For the record, fashion is one place where the platform’s house style differs from that of the Trumps. “The Conservateur girl style is all-American rather than more European,” Franklin says. “That’s definitely our brand.” This fall’s musts: knit dresses, tube dresses, cowboy boots, white tanks, blue jeans, loafers, and charm necklaces. She’s also into cowboy hats. Ivanka’s look, it ain’t.
Franklin and Redfield wouldn’t be the first D.C. types to launch a publication that aims to focus on general-interest subjects with a we-just-happen-to-be-conservative identity. The Daily Caller once promised high-minded rigor. IJR was going to be full of memes and fun. But the demands of traffic were hard to resist in a culture where the market rewards rage-stoking. Both companies wound up with much darker, meaner reputations. (In Why We Did It, his new book on the descent of conservatism, oppo-staffer-turned-GOP-apostate Tim Miller vividly chronicles IJR’s fall away from the “balanced-diet content strategy” toward harsher, incendiary “digital heroin.”)
Franklin says that if it goes that far, she’d prefer a subscription model, something that creates less pressure toward clickbait. “We’re builders, not wreckers,” Redfield adds. But a site with stories like “The Case for Resisting Vaccine Peer Pressure” also can play in the rougher neighborhoods of the Internet even without a nudge from the traffic gods. Conversations tend to hop from fashion and magazine-making to what’s best for the team. “We were very careful at the beginning to make sure we framed the conservative movement in the best light possible,” Franklin tells me. They were recently invited to meet with Mike Pence to discuss the future of the pro-life movement.

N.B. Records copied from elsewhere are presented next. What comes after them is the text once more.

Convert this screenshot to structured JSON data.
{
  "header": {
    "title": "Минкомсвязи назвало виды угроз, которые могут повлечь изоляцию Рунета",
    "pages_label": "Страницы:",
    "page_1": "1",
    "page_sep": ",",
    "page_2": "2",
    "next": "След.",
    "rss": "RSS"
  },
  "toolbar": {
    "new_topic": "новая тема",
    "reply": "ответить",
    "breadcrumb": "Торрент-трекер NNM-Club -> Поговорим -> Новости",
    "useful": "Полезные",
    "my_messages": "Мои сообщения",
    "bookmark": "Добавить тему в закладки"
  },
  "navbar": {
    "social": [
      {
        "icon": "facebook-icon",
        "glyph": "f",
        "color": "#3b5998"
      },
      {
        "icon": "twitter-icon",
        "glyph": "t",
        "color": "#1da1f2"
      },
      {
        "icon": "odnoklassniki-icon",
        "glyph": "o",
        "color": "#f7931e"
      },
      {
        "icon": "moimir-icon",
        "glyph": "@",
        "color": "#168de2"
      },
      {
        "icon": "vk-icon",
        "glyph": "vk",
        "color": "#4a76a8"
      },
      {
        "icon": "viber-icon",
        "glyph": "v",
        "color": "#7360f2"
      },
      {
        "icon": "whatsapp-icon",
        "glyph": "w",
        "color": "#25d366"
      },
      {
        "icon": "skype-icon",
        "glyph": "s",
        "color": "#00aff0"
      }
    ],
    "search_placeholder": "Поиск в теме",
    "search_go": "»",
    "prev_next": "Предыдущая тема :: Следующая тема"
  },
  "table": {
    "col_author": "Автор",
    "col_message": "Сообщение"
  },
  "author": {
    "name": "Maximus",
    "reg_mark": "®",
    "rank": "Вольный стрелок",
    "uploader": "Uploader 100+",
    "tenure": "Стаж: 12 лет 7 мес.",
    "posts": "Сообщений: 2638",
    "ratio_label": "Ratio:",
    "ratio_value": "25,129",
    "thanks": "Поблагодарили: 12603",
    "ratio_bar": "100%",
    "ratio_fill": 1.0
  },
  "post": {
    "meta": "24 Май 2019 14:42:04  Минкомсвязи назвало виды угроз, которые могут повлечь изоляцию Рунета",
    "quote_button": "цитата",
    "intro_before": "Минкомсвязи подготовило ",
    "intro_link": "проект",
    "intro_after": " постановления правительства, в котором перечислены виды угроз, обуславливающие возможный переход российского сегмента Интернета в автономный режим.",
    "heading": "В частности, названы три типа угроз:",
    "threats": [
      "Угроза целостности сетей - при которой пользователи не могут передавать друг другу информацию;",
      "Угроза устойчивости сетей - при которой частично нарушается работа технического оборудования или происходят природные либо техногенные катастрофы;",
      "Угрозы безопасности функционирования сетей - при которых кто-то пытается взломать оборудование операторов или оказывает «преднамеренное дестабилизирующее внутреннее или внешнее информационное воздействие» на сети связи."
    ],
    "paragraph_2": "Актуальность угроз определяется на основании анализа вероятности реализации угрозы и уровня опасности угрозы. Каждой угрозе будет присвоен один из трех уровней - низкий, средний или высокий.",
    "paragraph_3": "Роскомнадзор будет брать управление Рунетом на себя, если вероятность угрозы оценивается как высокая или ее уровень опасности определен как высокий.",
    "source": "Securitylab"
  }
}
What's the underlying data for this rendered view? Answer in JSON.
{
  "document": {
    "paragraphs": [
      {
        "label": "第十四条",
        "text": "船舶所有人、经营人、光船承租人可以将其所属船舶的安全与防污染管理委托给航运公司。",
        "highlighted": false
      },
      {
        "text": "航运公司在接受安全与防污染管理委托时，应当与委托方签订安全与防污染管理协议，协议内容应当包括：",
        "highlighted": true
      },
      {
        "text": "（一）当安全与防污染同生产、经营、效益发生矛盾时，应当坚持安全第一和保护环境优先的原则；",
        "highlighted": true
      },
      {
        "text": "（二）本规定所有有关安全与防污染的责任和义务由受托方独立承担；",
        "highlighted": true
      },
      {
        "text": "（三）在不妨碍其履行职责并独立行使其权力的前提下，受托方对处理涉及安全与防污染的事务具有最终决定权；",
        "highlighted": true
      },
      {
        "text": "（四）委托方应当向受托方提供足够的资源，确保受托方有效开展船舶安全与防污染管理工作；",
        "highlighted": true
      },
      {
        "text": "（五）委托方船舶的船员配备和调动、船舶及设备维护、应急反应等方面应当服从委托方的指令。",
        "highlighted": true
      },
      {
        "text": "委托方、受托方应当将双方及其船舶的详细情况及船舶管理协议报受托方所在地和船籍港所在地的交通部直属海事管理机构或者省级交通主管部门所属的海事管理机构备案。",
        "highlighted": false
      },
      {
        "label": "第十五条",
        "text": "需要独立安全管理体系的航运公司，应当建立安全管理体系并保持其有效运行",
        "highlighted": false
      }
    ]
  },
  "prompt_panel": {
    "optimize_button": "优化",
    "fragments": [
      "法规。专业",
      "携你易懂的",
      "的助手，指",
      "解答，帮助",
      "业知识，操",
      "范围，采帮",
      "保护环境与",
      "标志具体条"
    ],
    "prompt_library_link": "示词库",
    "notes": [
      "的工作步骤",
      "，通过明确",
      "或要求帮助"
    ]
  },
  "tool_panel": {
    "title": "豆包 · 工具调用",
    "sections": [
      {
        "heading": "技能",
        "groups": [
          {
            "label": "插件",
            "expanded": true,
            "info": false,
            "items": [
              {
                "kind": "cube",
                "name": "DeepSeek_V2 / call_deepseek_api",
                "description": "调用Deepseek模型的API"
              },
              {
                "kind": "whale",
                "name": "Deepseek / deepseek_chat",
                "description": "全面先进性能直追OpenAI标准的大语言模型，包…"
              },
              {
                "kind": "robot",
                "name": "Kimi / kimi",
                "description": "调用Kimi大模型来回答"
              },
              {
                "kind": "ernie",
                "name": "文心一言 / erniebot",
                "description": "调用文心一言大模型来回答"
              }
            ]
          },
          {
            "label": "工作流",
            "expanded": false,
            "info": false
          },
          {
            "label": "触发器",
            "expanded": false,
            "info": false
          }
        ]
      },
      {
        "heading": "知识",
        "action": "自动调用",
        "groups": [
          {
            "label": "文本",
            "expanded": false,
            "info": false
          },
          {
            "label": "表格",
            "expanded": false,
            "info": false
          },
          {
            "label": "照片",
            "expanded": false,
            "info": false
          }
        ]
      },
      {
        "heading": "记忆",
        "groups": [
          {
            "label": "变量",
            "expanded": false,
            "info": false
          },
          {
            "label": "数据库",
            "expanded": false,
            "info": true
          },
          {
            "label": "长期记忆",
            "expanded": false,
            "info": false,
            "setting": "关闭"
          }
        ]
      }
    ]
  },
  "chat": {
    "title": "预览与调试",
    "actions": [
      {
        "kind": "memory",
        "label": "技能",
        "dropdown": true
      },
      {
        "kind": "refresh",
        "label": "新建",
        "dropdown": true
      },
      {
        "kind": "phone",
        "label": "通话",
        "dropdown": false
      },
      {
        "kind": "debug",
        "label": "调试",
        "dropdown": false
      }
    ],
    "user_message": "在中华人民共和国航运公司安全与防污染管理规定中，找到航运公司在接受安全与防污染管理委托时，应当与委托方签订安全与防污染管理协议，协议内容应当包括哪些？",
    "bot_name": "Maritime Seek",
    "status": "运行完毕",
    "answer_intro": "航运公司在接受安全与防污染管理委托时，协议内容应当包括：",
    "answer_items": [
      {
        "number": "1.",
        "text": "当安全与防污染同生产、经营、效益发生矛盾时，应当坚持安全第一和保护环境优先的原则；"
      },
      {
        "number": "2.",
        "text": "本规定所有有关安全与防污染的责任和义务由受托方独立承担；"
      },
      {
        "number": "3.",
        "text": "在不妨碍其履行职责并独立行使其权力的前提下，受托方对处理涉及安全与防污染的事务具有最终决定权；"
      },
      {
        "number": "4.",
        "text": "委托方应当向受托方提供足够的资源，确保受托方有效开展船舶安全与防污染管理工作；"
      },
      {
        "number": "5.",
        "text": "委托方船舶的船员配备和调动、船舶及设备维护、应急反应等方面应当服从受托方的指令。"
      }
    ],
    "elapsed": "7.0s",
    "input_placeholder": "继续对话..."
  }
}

But worrying about things that might upset the mix is all down the road a bit. For now, they’re busy trying to line up the new cover girl. The Lara Trump piece was a smash, their highest-traffic item; it also sent a bunch of traffic to their merchandise store when Trump posed in one of the Conservateur hats. Next up for a luxe photo shoot, they hope: Kristi Noem, the Trump-aligned governor of South Dakota.